In the afternoon, when we were all safely aboard, Chris Satchell (Chief Technology Officer for the Interactive Entertainment Business (IEB), Microsoft) gave the opening key note: Evolution of the medium: Positioning for the future of gaming
Next on the schedule was a panel about “Creating and Managing an Academic Games Program” with Ian Bogost (Georgia Tech), Gary Brubaker (The Guildhall at SMU), Andrew Phelps (Rochester Institute of Technology), Walker White (Cornell University), Jim Whitehead (UC Santa Cruz), Michael Zyda (USC Gamepipe)
In the discussion one of the questions were about how to avoid students to “crash and burn” during their games projects. Michael Zyda said that they at UCS use “best practices”, and weekly planning meetings. I.e. putting a heavy focus on the work process. Ian said that, well, let them crash and burn, that’s the best way to learn. This is a problem that most student groups encounter, and the general meaning of the audience and the panel was that it is a good thing that they learn early on, in the education what it is to crash and burn in order to avoid doing that later on, both in their final exam projects and when the students go into the industry.

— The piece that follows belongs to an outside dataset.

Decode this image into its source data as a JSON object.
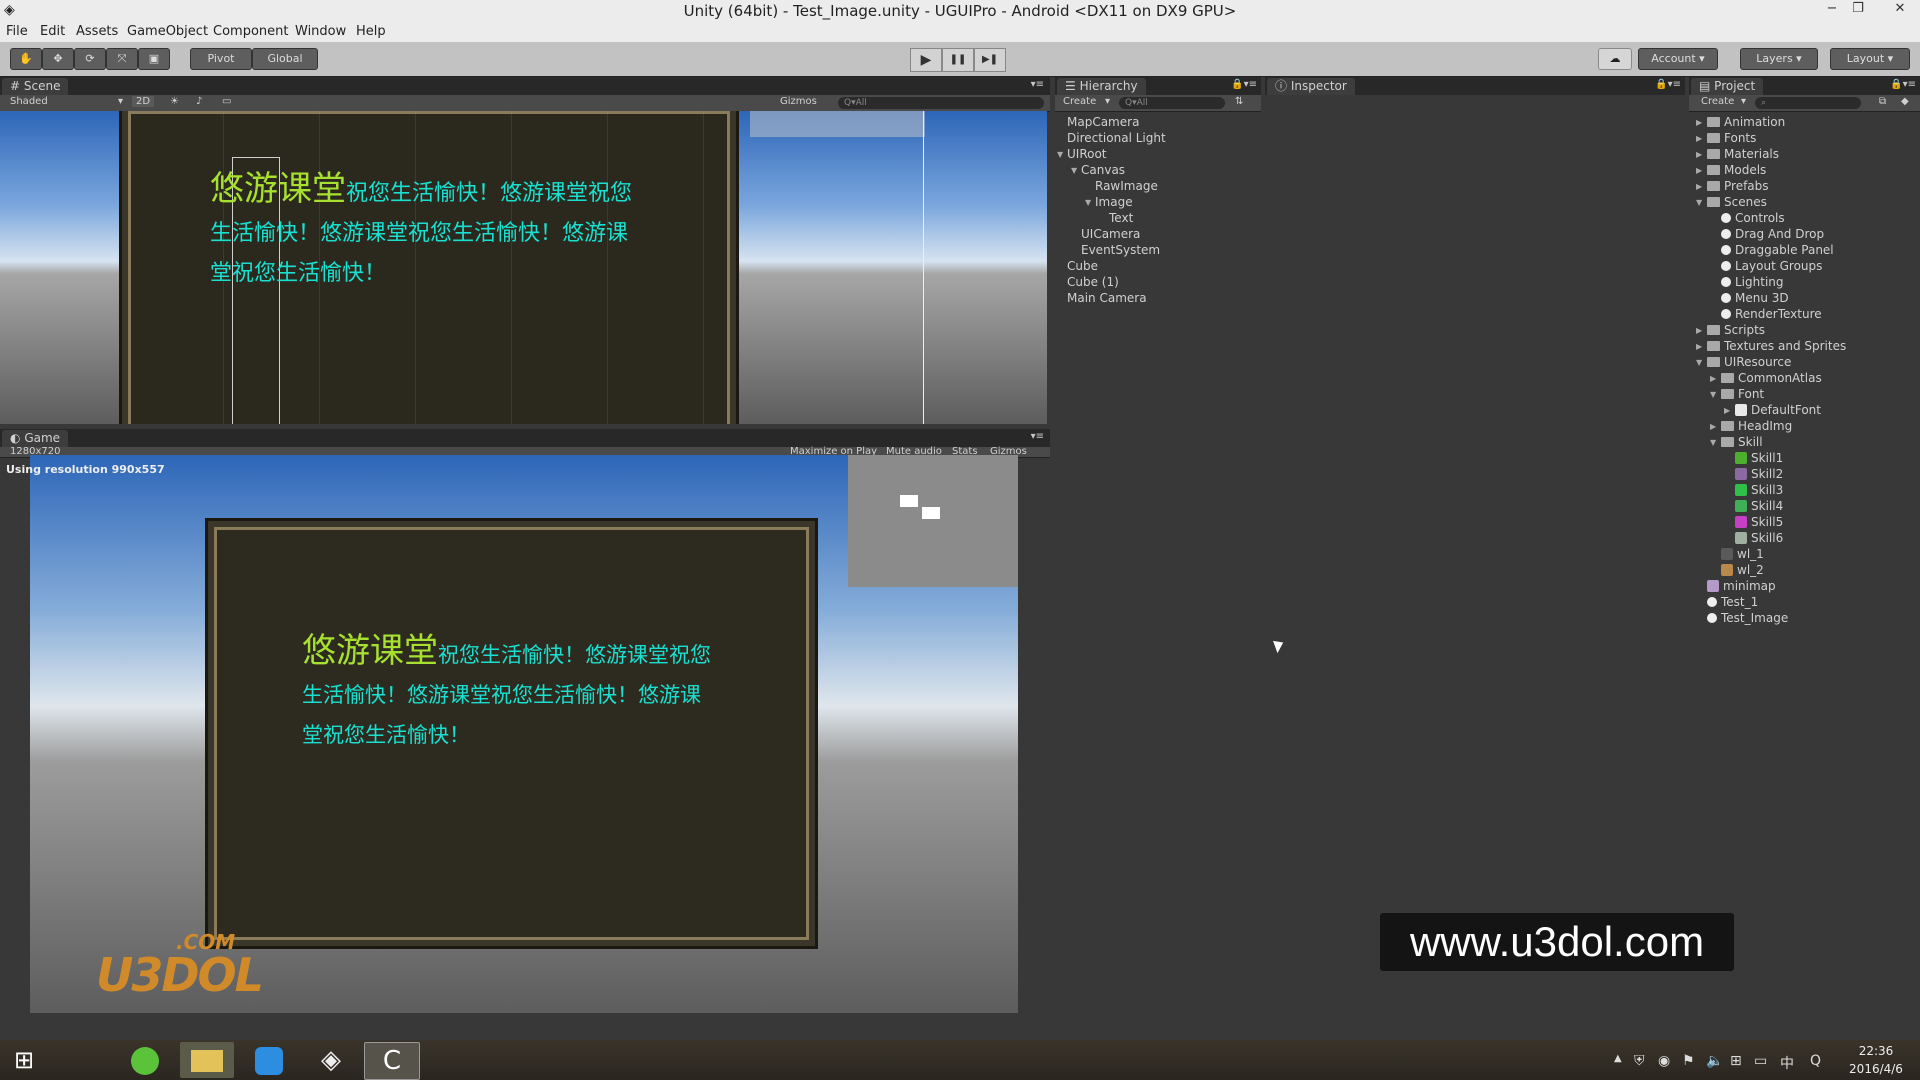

After this I went to another panel: “Funding Landscape for Games-Related Research”
with Mary Lou Maher (National Science Foundation), John Nordlinger (Microsoft Research), Ben Sawyer (Digital Mill), Roger Smith (US Army PEO STRI).
This panel was focused around the funding landscape in the US. There was a question about the funding landscapes on other continents put to the audience, but no one stepped up, so the panel continued focusing on the US.
Mary Lou Mahler from the National Science Foundation (of the US) recommended people to volunteer as reviewers, and to develop a communication with NSF. Focus areas that people doing games related research can tap into is social computing, health related issues and education(“no kid left behind”).
John Nordlinger from Microsoft stressed the importance of that, once there is funding in place, to make sure that the results are communicated to the funding organization. (ie don’t embarrass the person who believed in your project)
Ben Sawyer ended the session by asking his little son, who was also on the stage on what to say when one needs funding and got the answer “daddy daddy daddy daddyyy”. Nice illustration of persistence and persuasiveness!